| Provided data |
════════

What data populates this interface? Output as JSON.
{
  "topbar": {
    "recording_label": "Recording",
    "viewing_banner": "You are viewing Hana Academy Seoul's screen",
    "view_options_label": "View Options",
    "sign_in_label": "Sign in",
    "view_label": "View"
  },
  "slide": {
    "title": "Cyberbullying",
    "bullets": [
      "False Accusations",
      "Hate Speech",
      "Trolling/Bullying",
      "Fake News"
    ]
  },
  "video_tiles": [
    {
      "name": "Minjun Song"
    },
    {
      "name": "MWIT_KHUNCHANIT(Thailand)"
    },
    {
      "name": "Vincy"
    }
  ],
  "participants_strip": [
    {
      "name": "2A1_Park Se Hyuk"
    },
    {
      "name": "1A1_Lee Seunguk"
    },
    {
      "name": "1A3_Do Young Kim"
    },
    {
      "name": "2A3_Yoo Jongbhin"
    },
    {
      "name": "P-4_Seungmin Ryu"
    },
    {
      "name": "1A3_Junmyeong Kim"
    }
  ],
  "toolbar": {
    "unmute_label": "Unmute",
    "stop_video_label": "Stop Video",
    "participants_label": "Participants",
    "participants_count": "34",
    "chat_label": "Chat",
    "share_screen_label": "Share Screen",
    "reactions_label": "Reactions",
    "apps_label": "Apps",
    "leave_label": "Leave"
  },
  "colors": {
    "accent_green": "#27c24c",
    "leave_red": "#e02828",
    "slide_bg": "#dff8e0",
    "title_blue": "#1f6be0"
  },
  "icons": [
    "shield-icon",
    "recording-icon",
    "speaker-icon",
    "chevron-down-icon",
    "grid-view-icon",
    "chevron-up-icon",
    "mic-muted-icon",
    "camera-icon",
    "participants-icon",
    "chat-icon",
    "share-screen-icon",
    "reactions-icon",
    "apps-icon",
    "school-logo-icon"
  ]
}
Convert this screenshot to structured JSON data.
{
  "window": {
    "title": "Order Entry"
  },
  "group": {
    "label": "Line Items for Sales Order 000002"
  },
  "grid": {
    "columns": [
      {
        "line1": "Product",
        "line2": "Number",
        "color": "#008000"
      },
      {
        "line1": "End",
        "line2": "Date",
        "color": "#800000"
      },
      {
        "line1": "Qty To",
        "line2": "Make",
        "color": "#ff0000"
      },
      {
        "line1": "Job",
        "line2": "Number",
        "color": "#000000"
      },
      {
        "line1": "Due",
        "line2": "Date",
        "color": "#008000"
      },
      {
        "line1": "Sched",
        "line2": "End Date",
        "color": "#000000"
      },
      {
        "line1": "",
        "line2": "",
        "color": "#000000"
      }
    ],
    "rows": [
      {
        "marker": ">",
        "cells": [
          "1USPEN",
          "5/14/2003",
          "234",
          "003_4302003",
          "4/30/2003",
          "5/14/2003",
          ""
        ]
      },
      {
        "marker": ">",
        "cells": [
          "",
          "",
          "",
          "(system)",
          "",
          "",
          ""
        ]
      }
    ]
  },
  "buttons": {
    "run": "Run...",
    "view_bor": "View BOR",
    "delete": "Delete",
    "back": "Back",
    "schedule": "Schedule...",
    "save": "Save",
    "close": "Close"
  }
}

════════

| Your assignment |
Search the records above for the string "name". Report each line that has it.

| Written reply |
      "name": "Minjun Song"
      "name": "MWIT_KHUNCHANIT(Thailand)"
      "name": "Vincy"
      "name": "2A1_Park Se Hyuk"
      "name": "1A1_Lee Seunguk"
      "name": "1A3_Do Young Kim"
      "name": "2A3_Yoo Jongbhin"
      "name": "P-4_Seungmin Ryu"
      "name": "1A3_Junmyeong Kim"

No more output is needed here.